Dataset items
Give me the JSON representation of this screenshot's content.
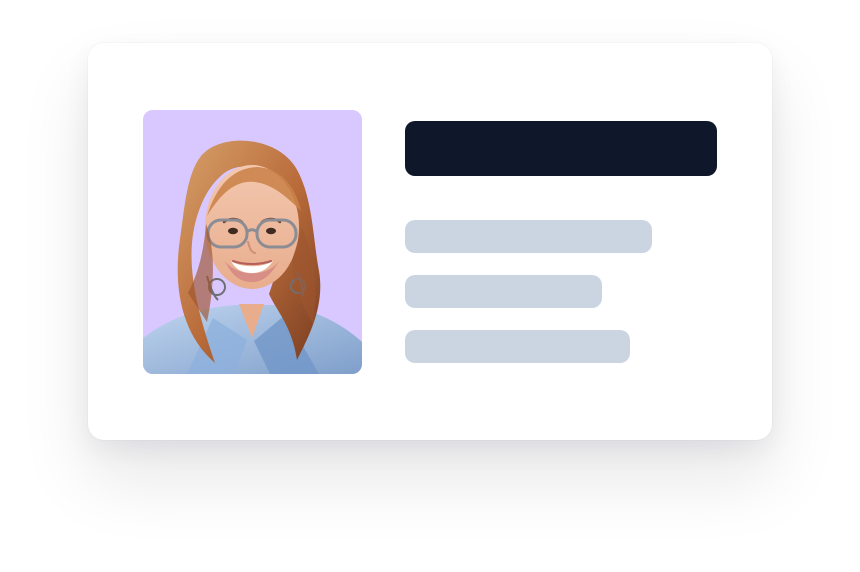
{
  "colors": {
    "avatar_background": "#d8c8ff",
    "title_placeholder": "#0f172a",
    "line_placeholder": "#cbd5e1",
    "card_background": "#ffffff"
  },
  "icons": {
    "avatar": "person-photo-icon"
  }
}
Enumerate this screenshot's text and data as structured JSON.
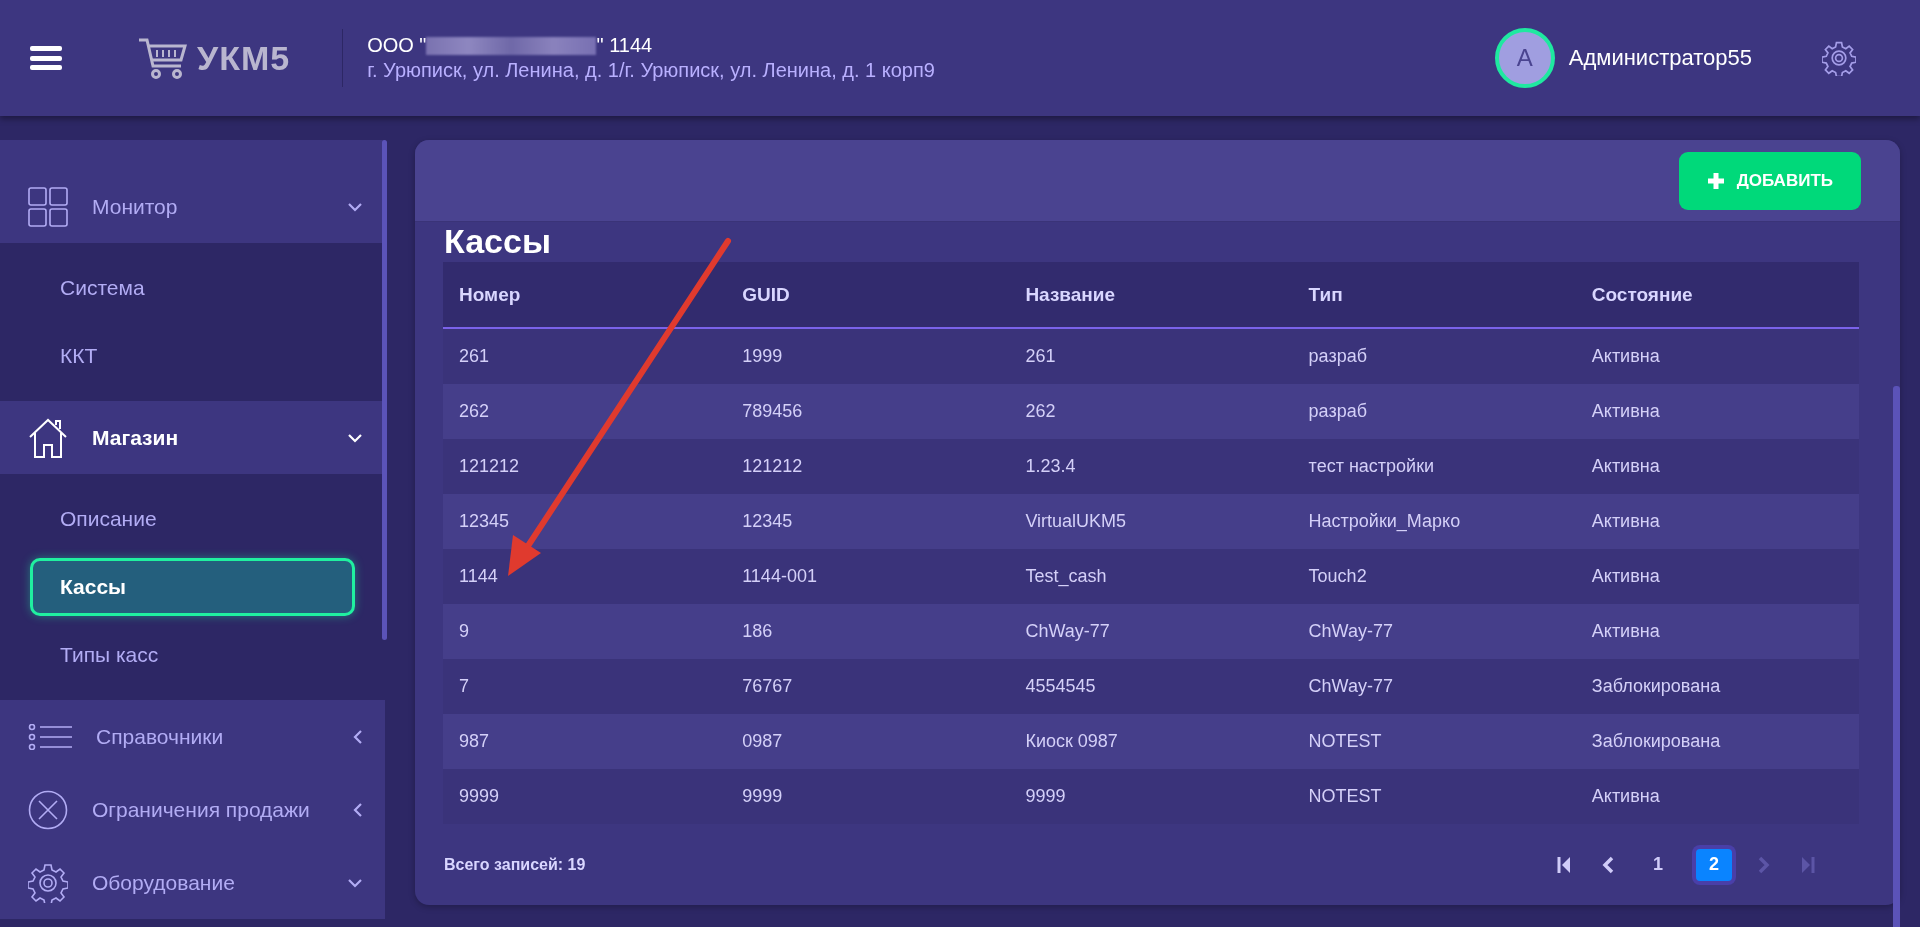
{
  "header": {
    "logo_text": "УКМ5",
    "company_prefix": "ООО \"",
    "company_suffix": "\" 1144",
    "address": "г. Урюписк, ул. Ленина, д. 1/г. Урюписк, ул. Ленина, д. 1 корп9",
    "avatar_letter": "А",
    "user_name": "Администратор55"
  },
  "sidebar": {
    "groups": [
      {
        "label": "Монитор",
        "expanded": true,
        "active": false,
        "children": [
          {
            "label": "Система",
            "selected": false
          },
          {
            "label": "ККТ",
            "selected": false
          }
        ]
      },
      {
        "label": "Магазин",
        "expanded": true,
        "active": true,
        "children": [
          {
            "label": "Описание",
            "selected": false
          },
          {
            "label": "Кассы",
            "selected": true
          },
          {
            "label": "Типы касс",
            "selected": false
          }
        ]
      },
      {
        "label": "Справочники",
        "expanded": false,
        "active": false
      },
      {
        "label": "Ограничения продажи",
        "expanded": false,
        "active": false
      },
      {
        "label": "Оборудование",
        "expanded": true,
        "active": false
      }
    ]
  },
  "add_button": "ДОБАВИТЬ",
  "page_title": "Кассы",
  "table": {
    "columns": [
      "Номер",
      "GUID",
      "Название",
      "Тип",
      "Состояние"
    ],
    "rows": [
      [
        "261",
        "1999",
        "261",
        "разраб",
        "Активна"
      ],
      [
        "262",
        "789456",
        "262",
        "разраб",
        "Активна"
      ],
      [
        "121212",
        "121212",
        "1.23.4",
        "тест настройки",
        "Активна"
      ],
      [
        "12345",
        "12345",
        "VirtualUKM5",
        "Настройки_Марко",
        "Активна"
      ],
      [
        "1144",
        "1144-001",
        "Test_cash",
        "Touch2",
        "Активна"
      ],
      [
        "9",
        "186",
        "ChWay-77",
        "ChWay-77",
        "Активна"
      ],
      [
        "7",
        "76767",
        "4554545",
        "ChWay-77",
        "Заблокирована"
      ],
      [
        "987",
        "0987",
        "Киоск 0987",
        "NOTEST",
        "Заблокирована"
      ],
      [
        "9999",
        "9999",
        "9999",
        "NOTEST",
        "Активна"
      ]
    ]
  },
  "total": "Всего записей: 19",
  "pagination": {
    "first_disabled": false,
    "prev_disabled": false,
    "pages": [
      {
        "label": "1",
        "selected": false
      },
      {
        "label": "2",
        "selected": true
      }
    ],
    "next_disabled": true,
    "last_disabled": true
  }
}
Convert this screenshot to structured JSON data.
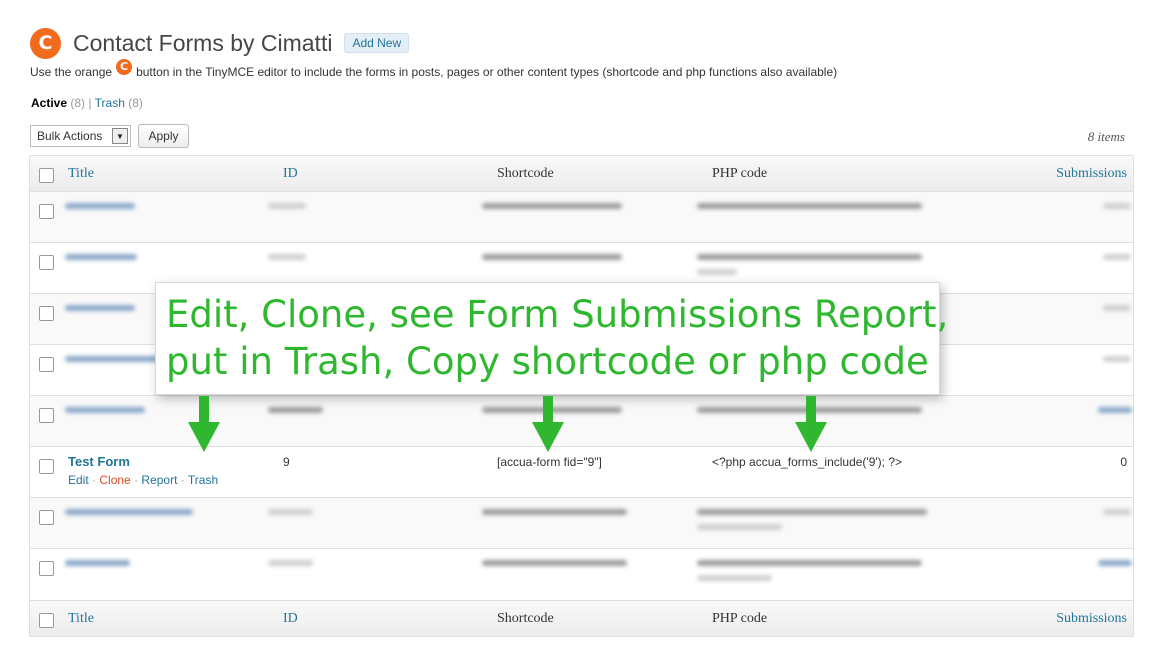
{
  "header": {
    "logo_letter": "C",
    "title": "Contact Forms by Cimatti",
    "add_new": "Add New"
  },
  "description": {
    "before": "Use the orange",
    "logo_letter": "C",
    "after": "button in the TinyMCE editor to include the forms in posts, pages or other content types (shortcode and php functions also available)"
  },
  "views": {
    "active_label": "Active",
    "active_count": "(8)",
    "separator": "|",
    "trash_label": "Trash",
    "trash_count": "(8)"
  },
  "toolbar": {
    "bulk_actions": "Bulk Actions",
    "apply": "Apply",
    "item_count": "8 items"
  },
  "columns": {
    "title": "Title",
    "id": "ID",
    "shortcode": "Shortcode",
    "php": "PHP code",
    "submissions": "Submissions"
  },
  "visible_row": {
    "title": "Test Form",
    "id": "9",
    "shortcode": "[accua-form fid=\"9\"]",
    "php": "<?php accua_forms_include('9'); ?>",
    "submissions": "0",
    "actions": {
      "edit": "Edit",
      "clone": "Clone",
      "report": "Report",
      "trash": "Trash",
      "sep": "·"
    }
  },
  "callout": {
    "line1": "Edit, Clone, see Form Submissions Report,",
    "line2": "put in Trash, Copy shortcode or php code",
    "color": "#2fb82f"
  },
  "colors": {
    "link": "#21759b",
    "brand_orange": "#f26a1b",
    "clone_red": "#d54e21"
  }
}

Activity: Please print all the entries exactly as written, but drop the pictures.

Solution to this task:
Give me the JSON representation of this screenshot's content.
{
  "colors": {
    "avatar_background": "#d8c8ff",
    "title_placeholder": "#0f172a",
    "line_placeholder": "#cbd5e1",
    "card_background": "#ffffff"
  },
  "icons": {
    "avatar": "person-photo-icon"
  }
}
Enumerate this screenshot's text and data as structured JSON.
{
  "header": {
    "logo_text": "УКМ5",
    "company_prefix": "ООО \"",
    "company_suffix": "\" 1144",
    "address": "г. Урюписк, ул. Ленина, д. 1/г. Урюписк, ул. Ленина, д. 1 корп9",
    "avatar_letter": "А",
    "user_name": "Администратор55"
  },
  "sidebar": {
    "groups": [
      {
        "label": "Монитор",
        "expanded": true,
        "active": false,
        "children": [
          {
            "label": "Система",
            "selected": false
          },
          {
            "label": "ККТ",
            "selected": false
          }
        ]
      },
      {
        "label": "Магазин",
        "expanded": true,
        "active": true,
        "children": [
          {
            "label": "Описание",
            "selected": false
          },
          {
            "label": "Кассы",
            "selected": true
          },
          {
            "label": "Типы касс",
            "selected": false
          }
        ]
      },
      {
        "label": "Справочники",
        "expanded": false,
        "active": false
      },
      {
        "label": "Ограничения продажи",
        "expanded": false,
        "active": false
      },
      {
        "label": "Оборудование",
        "expanded": true,
        "active": false
      }
    ]
  },
  "add_button": "ДОБАВИТЬ",
  "page_title": "Кассы",
  "table": {
    "columns": [
      "Номер",
      "GUID",
      "Название",
      "Тип",
      "Состояние"
    ],
    "rows": [
      [
        "261",
        "1999",
        "261",
        "разраб",
        "Активна"
      ],
      [
        "262",
        "789456",
        "262",
        "разраб",
        "Активна"
      ],
      [
        "121212",
        "121212",
        "1.23.4",
        "тест настройки",
        "Активна"
      ],
      [
        "12345",
        "12345",
        "VirtualUKM5",
        "Настройки_Марко",
        "Активна"
      ],
      [
        "1144",
        "1144-001",
        "Test_cash",
        "Touch2",
        "Активна"
      ],
      [
        "9",
        "186",
        "ChWay-77",
        "ChWay-77",
        "Активна"
      ],
      [
        "7",
        "76767",
        "4554545",
        "ChWay-77",
        "Заблокирована"
      ],
      [
        "987",
        "0987",
        "Киоск 0987",
        "NOTEST",
        "Заблокирована"
      ],
      [
        "9999",
        "9999",
        "9999",
        "NOTEST",
        "Активна"
      ]
    ]
  },
  "total": "Всего записей: 19",
  "pagination": {
    "first_disabled": false,
    "prev_disabled": false,
    "pages": [
      {
        "label": "1",
        "selected": false
      },
      {
        "label": "2",
        "selected": true
      }
    ],
    "next_disabled": true,
    "last_disabled": true
  }
}
Convert this screenshot to structured JSON data.
{
  "header": {
    "logo_letter": "C",
    "title": "Contact Forms by Cimatti",
    "add_new": "Add New"
  },
  "description": {
    "before": "Use the orange",
    "logo_letter": "C",
    "after": "button in the TinyMCE editor to include the forms in posts, pages or other content types (shortcode and php functions also available)"
  },
  "views": {
    "active_label": "Active",
    "active_count": "(8)",
    "separator": "|",
    "trash_label": "Trash",
    "trash_count": "(8)"
  },
  "toolbar": {
    "bulk_actions": "Bulk Actions",
    "apply": "Apply",
    "item_count": "8 items"
  },
  "columns": {
    "title": "Title",
    "id": "ID",
    "shortcode": "Shortcode",
    "php": "PHP code",
    "submissions": "Submissions"
  },
  "visible_row": {
    "title": "Test Form",
    "id": "9",
    "shortcode": "[accua-form fid=\"9\"]",
    "php": "<?php accua_forms_include('9'); ?>",
    "submissions": "0",
    "actions": {
      "edit": "Edit",
      "clone": "Clone",
      "report": "Report",
      "trash": "Trash",
      "sep": "·"
    }
  },
  "callout": {
    "line1": "Edit, Clone, see Form Submissions Report,",
    "line2": "put in Trash, Copy shortcode or php code",
    "color": "#2fb82f"
  },
  "colors": {
    "link": "#21759b",
    "brand_orange": "#f26a1b",
    "clone_red": "#d54e21"
  }
}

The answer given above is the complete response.